Through conservation easements in cooperation with the Shasta Land Trust, the Rickerts have preserved some of the state’s most spectacular wildflowers and protected sensitive vernal pools and riparian areas. Prather Ranch has also planted several miles of riparian habitat along streams and irrigation canals to benefit a wide range of animals such as the California Quail and the endangered Shasta crayfish.

Jim and Mary Rickert provide community leadership, working with 4-H, Future Farmers of America, and local schools for ranch field trips and other activities.

Given in honor of renowned conservationist Aldo Leopold, the Leopold Conservation Award recognizes extraordinary achievement in voluntary conservation. In his influential 1949 book, A Sand County Almanac, Leopold called for an ethical relationship between people and the land they own and manage, which he called “an evolutionary possibility and an ecological necessity.”

“Because more than half of all land in California is privately owned, how landowners manage their properties has a dramatic and lasting effect on the environment and quality of life for all Californians,” said Ashley Boren, executive director of Sustainable Conservation. “Since the 70s, Jim and Mary have demonstrated an above-and-beyond commitment to enhancing the land, water and wildlife across a large swath of the state. And, they’ve done it in true Leopold fashion, regarding their land not simply as a commodity that belongs to them, but rather seeing their land as a community to which they belong.”

“The Leopold Conservation Award recognizes unique yet replicable strategies a farmer or rancher has developed in managing their land, to be the best steward of the natural resources,” said Paul Wenger, California Farm Bureau President. “We are honored to join Sand County Foundation and Sustainable Conservation to recognize the extraordinary efforts of California farmers and ranchers who go above and beyond in managing and enhancing our natural resources.”

The Leopold Conservation Award program inspires other landowners through these examples and provides a visible forum where farmers, ranchers and other private landowners are recognized as conservation leaders.

The 2015 California Leopold Conservation Award will be presented December 7 at the California Farm Bureau Federation’s Annual Meeting in Reno, NV. Each finalist will be recognized at the event, and Prather Ranch will be presented with a crystal depicting Aldo Leopold and $10,000.
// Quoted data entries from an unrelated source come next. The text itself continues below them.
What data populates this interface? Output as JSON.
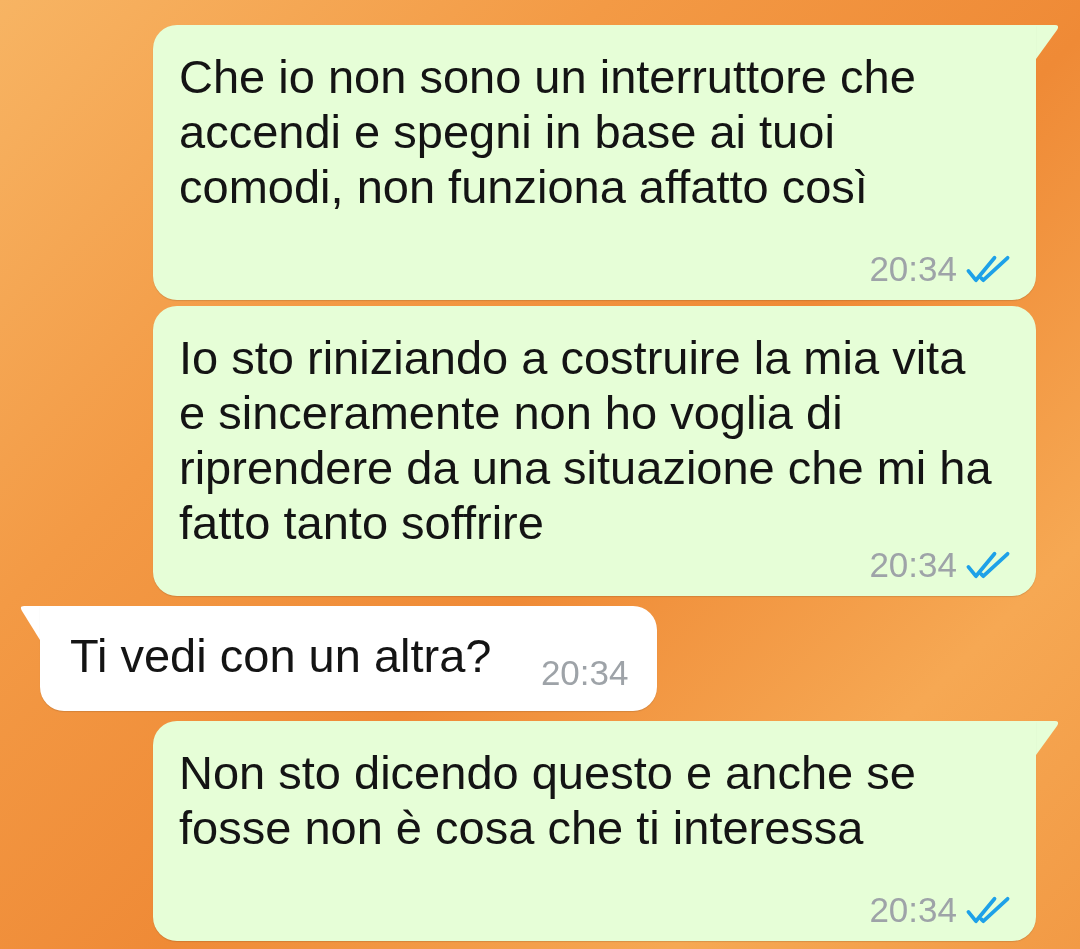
{
  "messages": [
    {
      "kind": "outgoing",
      "text": "Che io non sono un interruttore che accendi e spegni in base ai tuoi comodi, non funziona affatto così",
      "time": "20:34",
      "read": true,
      "tail": true
    },
    {
      "kind": "outgoing",
      "text": "Io sto riniziando a costruire la mia vita e sinceramente non ho voglia di riprendere da una situazione che mi ha fatto tanto soffrire",
      "time": "20:34",
      "read": true,
      "tail": false
    },
    {
      "kind": "incoming",
      "text": "Ti vedi con un altra?",
      "time": "20:34",
      "tail": true
    },
    {
      "kind": "outgoing",
      "text": "Non sto dicendo questo e anche se fosse non è cosa che ti interessa",
      "time": "20:34",
      "read": true,
      "tail": true
    }
  ]
}
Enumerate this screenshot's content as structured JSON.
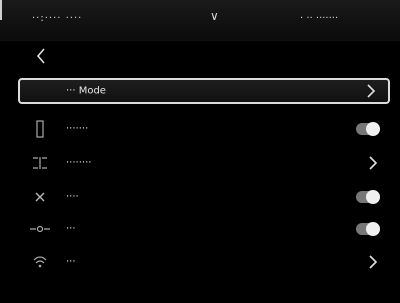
{
  "status_bar": {
    "left_text": "··:····  ····",
    "chevron": "∨",
    "right_text": "· ·· ·······"
  },
  "back_button": {
    "icon": "chevron-left-icon"
  },
  "menu": {
    "items": [
      {
        "label": "··· Mode",
        "icon": "",
        "control": "chevron",
        "selected": true
      },
      {
        "label": "·······",
        "icon": "flashlight-icon",
        "control": "toggle",
        "on": true
      },
      {
        "label": "········",
        "icon": "display-icon",
        "control": "chevron"
      },
      {
        "label": "····",
        "icon": "close-icon",
        "control": "toggle",
        "on": true
      },
      {
        "label": "···",
        "icon": "laser-icon",
        "control": "toggle",
        "on": true
      },
      {
        "label": "···",
        "icon": "wifi-icon",
        "control": "chevron"
      }
    ]
  },
  "colors": {
    "background": "#000000",
    "text": "#f2f2f2",
    "toggle_track": "#777777",
    "toggle_knob": "#f0f0f0"
  }
}
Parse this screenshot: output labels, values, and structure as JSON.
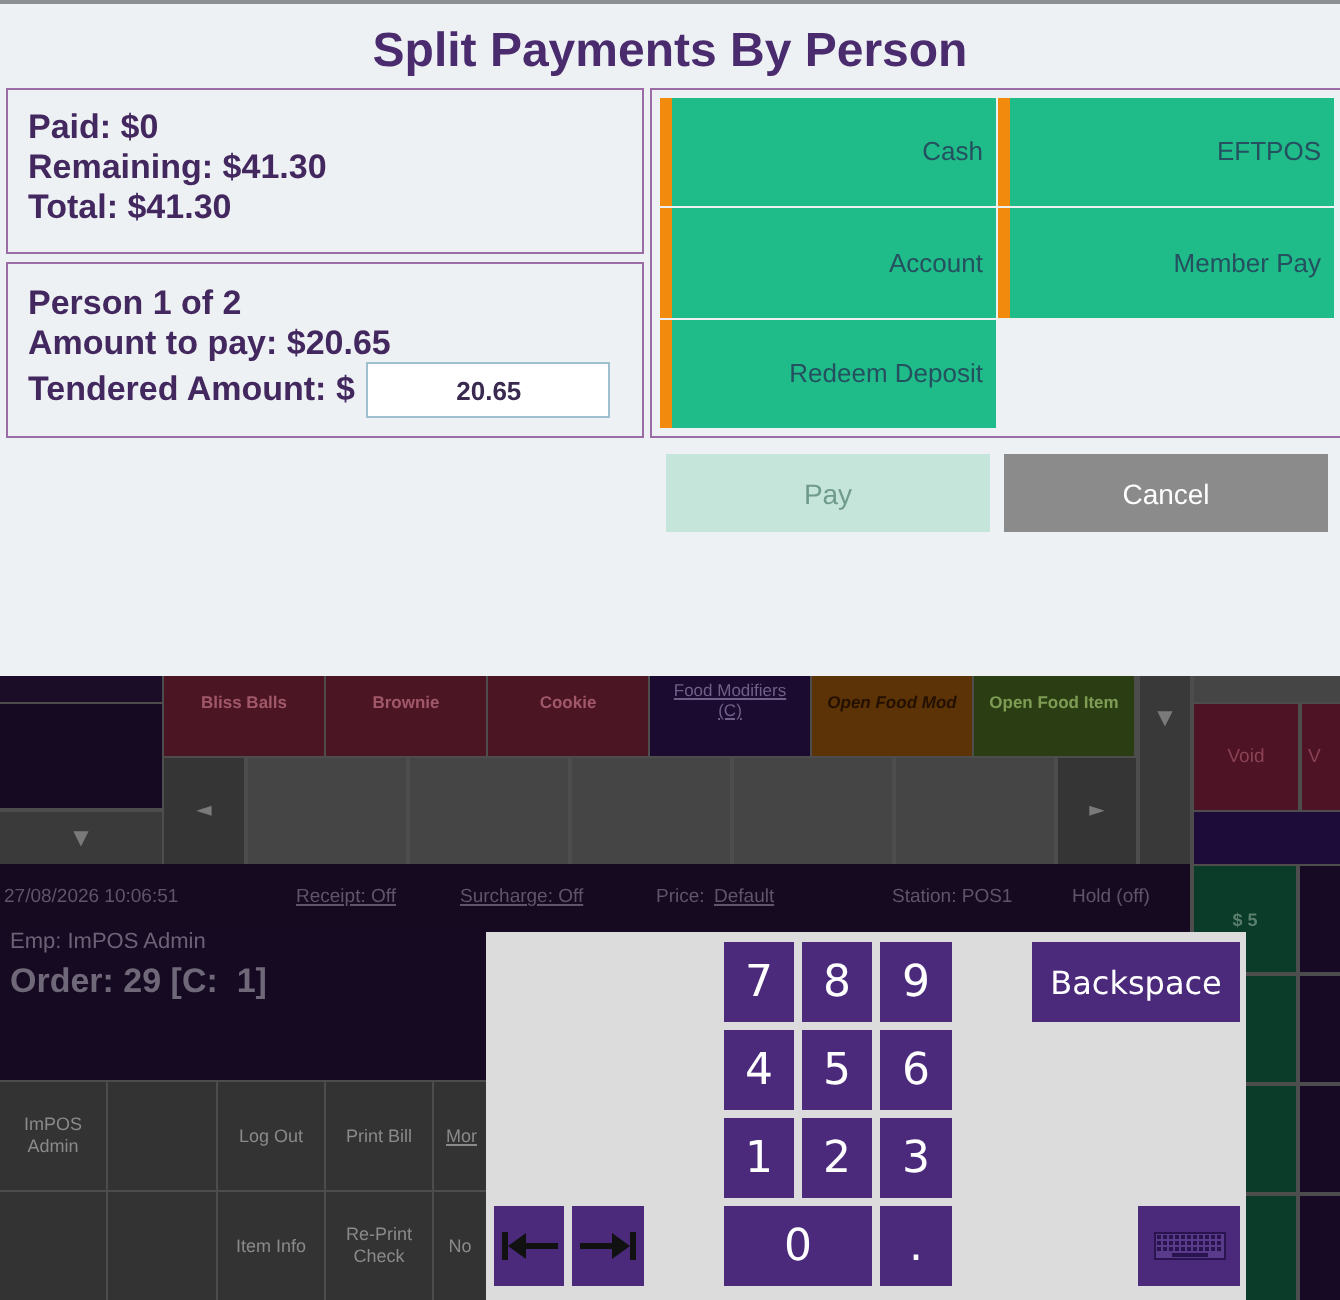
{
  "dialog": {
    "title": "Split Payments By Person",
    "summary": [
      "Paid: $0",
      "Remaining: $41.30",
      "Total: $41.30"
    ],
    "person": {
      "heading": "Person 1 of 2",
      "amount_to_pay": "Amount to pay: $20.65",
      "tendered_label": "Tendered Amount: $",
      "tendered_value": "20.65"
    },
    "payment_methods": [
      {
        "label": "Cash"
      },
      {
        "label": "EFTPOS"
      },
      {
        "label": "Account"
      },
      {
        "label": "Member Pay"
      },
      {
        "label": "Redeem Deposit"
      }
    ],
    "actions": [
      {
        "label": "Pay",
        "kind": "primary",
        "disabled": true
      },
      {
        "label": "Cancel",
        "kind": "secondary",
        "disabled": false
      }
    ]
  },
  "pos": {
    "category_scroll": "▼",
    "item_scroll": "▼",
    "page_prev": "◄",
    "page_next": "►",
    "menu_items": [
      {
        "label": "Bliss Balls",
        "kind": "item",
        "color": "#4b1524"
      },
      {
        "label": "Brownie",
        "kind": "item",
        "color": "#4b1524"
      },
      {
        "label": "Cookie",
        "kind": "item",
        "color": "#4b1524"
      },
      {
        "label": "Food Modifiers (C)",
        "kind": "group",
        "color": "#1c0b30"
      },
      {
        "label": "Open Food Mod",
        "kind": "open",
        "color": "#5c3306"
      },
      {
        "label": "Open Food Item",
        "kind": "item",
        "color": "#2b3e13"
      }
    ],
    "side_buttons": [
      {
        "label": "Void"
      },
      {
        "label": "V"
      }
    ],
    "status_bar": [
      {
        "text": "27/08/2026 10:06:51",
        "link": false
      },
      {
        "text": "Receipt: Off",
        "link": true
      },
      {
        "text": "Surcharge: Off",
        "link": true
      },
      {
        "text": "Price:",
        "link": false
      },
      {
        "text": "Default",
        "link": true
      },
      {
        "text": "Station: POS1",
        "link": false
      },
      {
        "text": "Hold (off)",
        "link": false
      }
    ],
    "order": {
      "employee": "Emp: ImPOS Admin",
      "number": "Order: 29 [C:  1]"
    },
    "quick_cash": [
      {
        "kind": "cash",
        "label": "$ 5"
      },
      {
        "kind": "blank"
      },
      {
        "kind": "blank"
      },
      {
        "kind": "blank"
      }
    ],
    "function_buttons": [
      [
        {
          "kind": "button",
          "label": "ImPOS Admin"
        },
        {
          "kind": "blank"
        },
        {
          "kind": "button",
          "label": "Log Out"
        },
        {
          "kind": "button",
          "label": "Print Bill"
        },
        {
          "kind": "link",
          "label": "Mor"
        }
      ],
      [
        {
          "kind": "blank"
        },
        {
          "kind": "blank"
        },
        {
          "kind": "button",
          "label": "Item Info"
        },
        {
          "kind": "button",
          "label": "Re-Print Check"
        },
        {
          "kind": "button",
          "label": "No"
        }
      ]
    ]
  },
  "keypad": {
    "keys": [
      {
        "label": "7",
        "wide": false
      },
      {
        "label": "8",
        "wide": false
      },
      {
        "label": "9",
        "wide": false
      },
      {
        "label": "4",
        "wide": false
      },
      {
        "label": "5",
        "wide": false
      },
      {
        "label": "6",
        "wide": false
      },
      {
        "label": "1",
        "wide": false
      },
      {
        "label": "2",
        "wide": false
      },
      {
        "label": "3",
        "wide": false
      },
      {
        "label": "0",
        "wide": true
      },
      {
        "label": ".",
        "wide": false
      }
    ],
    "backspace": "Backspace"
  }
}
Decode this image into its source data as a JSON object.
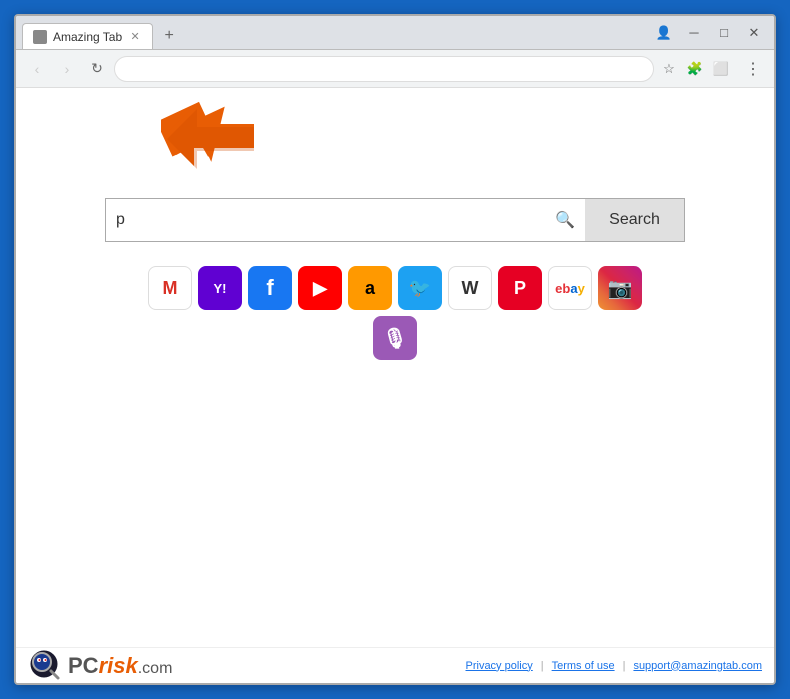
{
  "browser": {
    "tab_title": "Amazing Tab",
    "tab_new_label": "+",
    "url_value": "",
    "url_placeholder": ""
  },
  "window_controls": {
    "profile_icon": "👤",
    "minimize": "─",
    "maximize": "□",
    "close": "✕"
  },
  "nav_buttons": {
    "back": "‹",
    "forward": "›",
    "reload": "↻"
  },
  "address_bar": {
    "search_icon": "🔍",
    "bookmark_icon": "☆",
    "extensions_icon": "🧩",
    "cast_icon": "⬜",
    "menu_icon": "⋮"
  },
  "search": {
    "input_value": "p",
    "search_icon": "🔍",
    "button_label": "Search"
  },
  "quick_links": [
    {
      "id": "gmail",
      "label": "M",
      "title": "Gmail"
    },
    {
      "id": "yahoo",
      "label": "Y!",
      "title": "Yahoo"
    },
    {
      "id": "facebook",
      "label": "f",
      "title": "Facebook"
    },
    {
      "id": "youtube",
      "label": "▶",
      "title": "YouTube"
    },
    {
      "id": "amazon",
      "label": "a",
      "title": "Amazon"
    },
    {
      "id": "twitter",
      "label": "t",
      "title": "Twitter"
    },
    {
      "id": "wikipedia",
      "label": "W",
      "title": "Wikipedia"
    },
    {
      "id": "pinterest",
      "label": "P",
      "title": "Pinterest"
    },
    {
      "id": "ebay",
      "label": "e",
      "title": "eBay"
    },
    {
      "id": "instagram",
      "label": "📷",
      "title": "Instagram"
    },
    {
      "id": "podcast",
      "label": "🎙",
      "title": "Podcast"
    }
  ],
  "footer": {
    "logo_pc": "PC",
    "logo_risk": "risk",
    "logo_dot_com": ".com",
    "links": [
      {
        "label": "Privacy policy",
        "id": "privacy"
      },
      {
        "label": "Terms of use",
        "id": "terms"
      },
      {
        "label": "support@amazingtab.com",
        "id": "support"
      }
    ],
    "separator": "|"
  }
}
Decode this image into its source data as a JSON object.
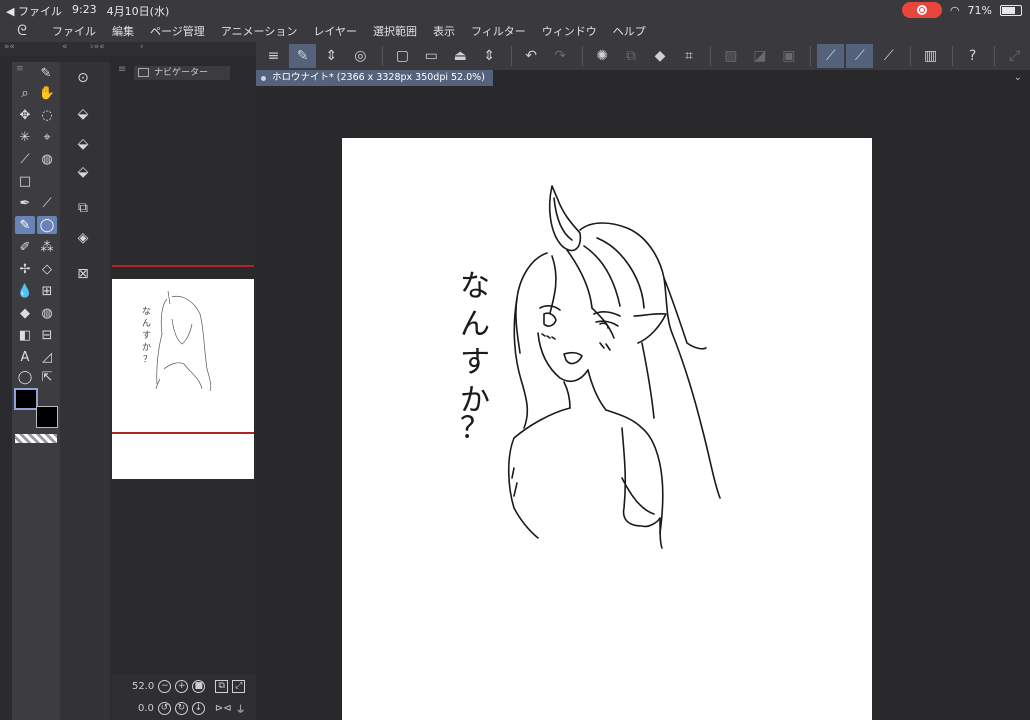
{
  "status_bar": {
    "back_label": "◀ ファイル",
    "time": "9:23",
    "date": "4月10日(水)",
    "battery_percent": "71%",
    "battery_level": 0.71
  },
  "menu": {
    "items": [
      "ファイル",
      "編集",
      "ページ管理",
      "アニメーション",
      "レイヤー",
      "選択範囲",
      "表示",
      "フィルター",
      "ウィンドウ",
      "ヘルプ"
    ]
  },
  "navigator": {
    "tab_label": "ナビゲーター",
    "zoom_value": "52.0",
    "rotation_value": "0.0"
  },
  "document": {
    "tab_title": "ホロウナイト* (2366 x 3328px 350dpi 52.0%)",
    "drawn_text": "なんすか？"
  },
  "colors": {
    "accent": "#55627c",
    "selected_tool": "#6a83b6",
    "record_red": "#e8453c",
    "foreground_color": "#000000",
    "background_color": "#000000",
    "navigator_frame": "#b12424"
  }
}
The award sponsors also wish to congratulate the 2015 finalists for their outstanding contributions to agriculture and conservation: Bruce and Sylvia Hafenfeld, who own Hafenfeld Ranch and manage public lands in eastern Kern County, and Ken and Matt Altman, who own and manage Altman Specialty Plants in Riverside and San Diego Counties.

The California Leopold Conservation Award is made possible thanks to generous contributions from American Ag Credit, The Harvey L. & Maud S. Sorenson Foundation, The Nature Conservancy, Environmental Defense Fund, The Mosaic Company, DuPont Pioneer, and The Lynde and Harry Bradley Foundation.

 

ABOUT THE LEOPOLD CONSERVATION AWARD®
The Leopold Conservation Award is a competitive award that recognizes landowner achievement in voluntary conservation. The award consists of $10,000 and a crystal depicting Aldo Leopold. Sand County Foundation presents Leopold Conservation Awards in California, Colorado, Kansas, Kentucky, Nebraska, South Dakota, Texas, Utah, Wisconsin and Wyoming.

ABOUT SAND COUNTY FOUNDATION
Sand County Foundation is a non-profit conservation organization dedicated to working with private landowners across North America to advance ethical and scientifically sound land management practices that benefit the environment.

ABOUT SUSTAINABLE CONSERVATION

Sustainable Conservation helps California thrive by uniting people to solve the toughest challenges facing our land, air and water. Since 1993, it has brought together business, landowners and government to steward the resources that we all depend on in ways that make economic sense. Sustainable Conservation believes common ground is California’s most important resource. 

 

ABOUT CALIFORNIA FARM BUREAU FEDERATION

The California Farm Bureau Federation works to protect family farms and ranches on behalf of over 53,000 members statewide and as part of a nationwide network of more than 6.2 million Farm Bureau members.